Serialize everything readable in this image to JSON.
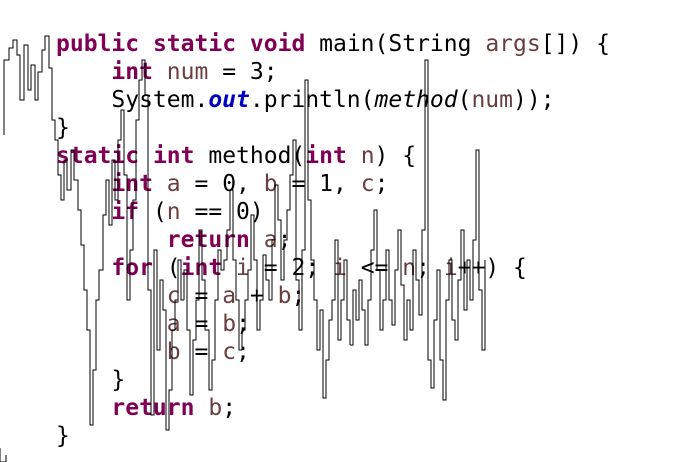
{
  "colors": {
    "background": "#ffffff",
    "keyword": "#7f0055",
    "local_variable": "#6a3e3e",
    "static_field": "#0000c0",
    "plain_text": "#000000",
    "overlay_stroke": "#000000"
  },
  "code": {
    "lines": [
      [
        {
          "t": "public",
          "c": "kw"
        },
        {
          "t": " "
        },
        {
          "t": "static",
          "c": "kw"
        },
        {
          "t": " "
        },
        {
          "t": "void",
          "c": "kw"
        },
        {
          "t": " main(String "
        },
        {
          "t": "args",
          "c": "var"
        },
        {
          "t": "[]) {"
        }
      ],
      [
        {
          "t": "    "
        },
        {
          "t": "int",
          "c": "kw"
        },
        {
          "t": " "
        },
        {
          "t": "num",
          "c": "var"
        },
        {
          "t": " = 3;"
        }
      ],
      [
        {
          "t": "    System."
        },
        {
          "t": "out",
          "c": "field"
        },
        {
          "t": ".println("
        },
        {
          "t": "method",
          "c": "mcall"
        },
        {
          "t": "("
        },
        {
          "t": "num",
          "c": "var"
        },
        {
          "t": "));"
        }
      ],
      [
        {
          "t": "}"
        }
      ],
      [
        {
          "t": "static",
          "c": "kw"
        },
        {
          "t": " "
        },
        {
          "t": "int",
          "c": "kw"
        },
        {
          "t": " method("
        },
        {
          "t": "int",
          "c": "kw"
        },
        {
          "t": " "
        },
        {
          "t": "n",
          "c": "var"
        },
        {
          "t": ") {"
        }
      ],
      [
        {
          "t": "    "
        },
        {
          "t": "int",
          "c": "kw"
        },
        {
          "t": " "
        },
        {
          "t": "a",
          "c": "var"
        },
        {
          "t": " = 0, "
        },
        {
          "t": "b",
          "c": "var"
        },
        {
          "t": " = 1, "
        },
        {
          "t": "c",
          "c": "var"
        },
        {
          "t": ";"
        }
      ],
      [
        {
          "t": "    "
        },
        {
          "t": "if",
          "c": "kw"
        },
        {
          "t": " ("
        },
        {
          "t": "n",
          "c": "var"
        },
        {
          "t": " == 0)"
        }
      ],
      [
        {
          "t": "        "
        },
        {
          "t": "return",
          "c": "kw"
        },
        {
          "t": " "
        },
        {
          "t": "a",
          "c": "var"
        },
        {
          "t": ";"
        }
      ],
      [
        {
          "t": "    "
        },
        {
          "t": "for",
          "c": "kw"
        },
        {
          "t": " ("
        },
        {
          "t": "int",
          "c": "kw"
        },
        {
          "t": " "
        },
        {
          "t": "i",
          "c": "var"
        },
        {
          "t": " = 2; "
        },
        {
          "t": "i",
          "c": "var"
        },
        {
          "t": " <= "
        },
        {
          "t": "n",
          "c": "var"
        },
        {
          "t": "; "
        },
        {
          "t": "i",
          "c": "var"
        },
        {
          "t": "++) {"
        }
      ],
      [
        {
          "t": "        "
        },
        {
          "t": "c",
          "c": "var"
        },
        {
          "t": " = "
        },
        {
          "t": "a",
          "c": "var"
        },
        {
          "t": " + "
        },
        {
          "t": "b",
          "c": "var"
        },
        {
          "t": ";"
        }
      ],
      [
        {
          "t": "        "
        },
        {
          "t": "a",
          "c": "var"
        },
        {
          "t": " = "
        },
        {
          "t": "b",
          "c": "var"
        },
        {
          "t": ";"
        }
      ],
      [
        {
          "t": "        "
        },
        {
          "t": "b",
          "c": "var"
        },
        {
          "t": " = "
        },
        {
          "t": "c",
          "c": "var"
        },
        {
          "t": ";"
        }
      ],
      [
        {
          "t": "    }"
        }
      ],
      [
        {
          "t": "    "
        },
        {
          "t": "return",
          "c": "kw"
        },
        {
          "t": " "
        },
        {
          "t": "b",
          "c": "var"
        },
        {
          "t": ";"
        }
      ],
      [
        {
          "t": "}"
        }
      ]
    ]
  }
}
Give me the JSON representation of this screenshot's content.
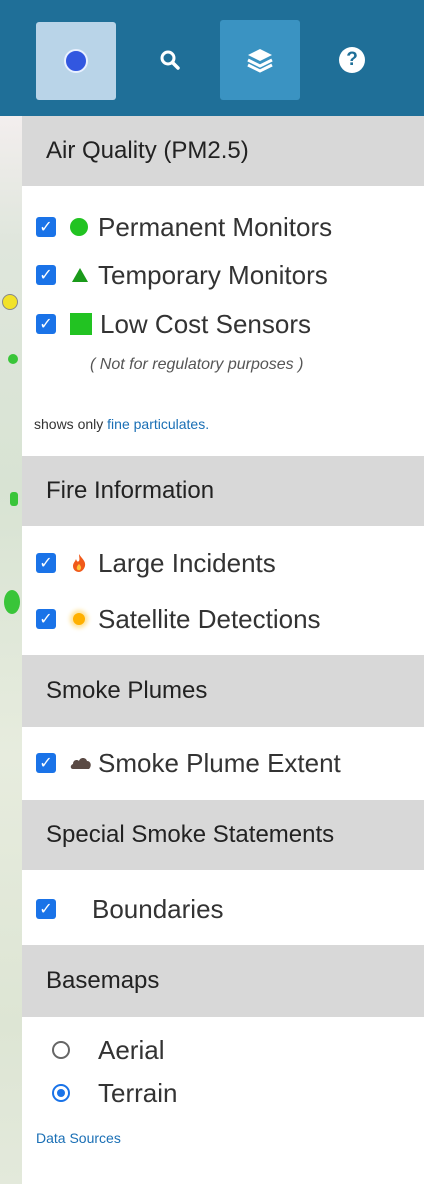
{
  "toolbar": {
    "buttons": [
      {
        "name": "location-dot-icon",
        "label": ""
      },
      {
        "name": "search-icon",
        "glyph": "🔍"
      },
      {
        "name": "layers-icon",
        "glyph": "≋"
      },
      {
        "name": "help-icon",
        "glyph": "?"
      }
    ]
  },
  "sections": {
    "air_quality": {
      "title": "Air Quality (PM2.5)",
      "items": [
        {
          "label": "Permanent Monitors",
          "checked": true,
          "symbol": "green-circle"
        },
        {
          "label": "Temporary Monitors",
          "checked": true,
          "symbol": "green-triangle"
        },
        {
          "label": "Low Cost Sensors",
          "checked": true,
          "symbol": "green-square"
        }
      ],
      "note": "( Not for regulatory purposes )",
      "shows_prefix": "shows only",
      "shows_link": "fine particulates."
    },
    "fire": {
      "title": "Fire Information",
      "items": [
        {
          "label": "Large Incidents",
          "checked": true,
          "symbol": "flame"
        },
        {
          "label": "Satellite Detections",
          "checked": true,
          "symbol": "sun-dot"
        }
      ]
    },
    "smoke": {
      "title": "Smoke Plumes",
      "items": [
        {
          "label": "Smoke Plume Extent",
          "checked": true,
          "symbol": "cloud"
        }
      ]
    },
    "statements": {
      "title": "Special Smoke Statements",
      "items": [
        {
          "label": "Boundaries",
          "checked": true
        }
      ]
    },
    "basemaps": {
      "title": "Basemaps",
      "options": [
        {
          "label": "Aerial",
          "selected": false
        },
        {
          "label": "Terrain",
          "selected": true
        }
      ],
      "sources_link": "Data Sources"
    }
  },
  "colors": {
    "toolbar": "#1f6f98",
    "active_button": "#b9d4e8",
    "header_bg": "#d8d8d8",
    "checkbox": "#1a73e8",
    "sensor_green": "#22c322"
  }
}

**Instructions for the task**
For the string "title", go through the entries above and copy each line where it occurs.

**Solution to this exercise**
      "title": "Air Quality (PM2.5)",
      "title": "Fire Information",
      "title": "Smoke Plumes",
      "title": "Special Smoke Statements",
      "title": "Basemaps",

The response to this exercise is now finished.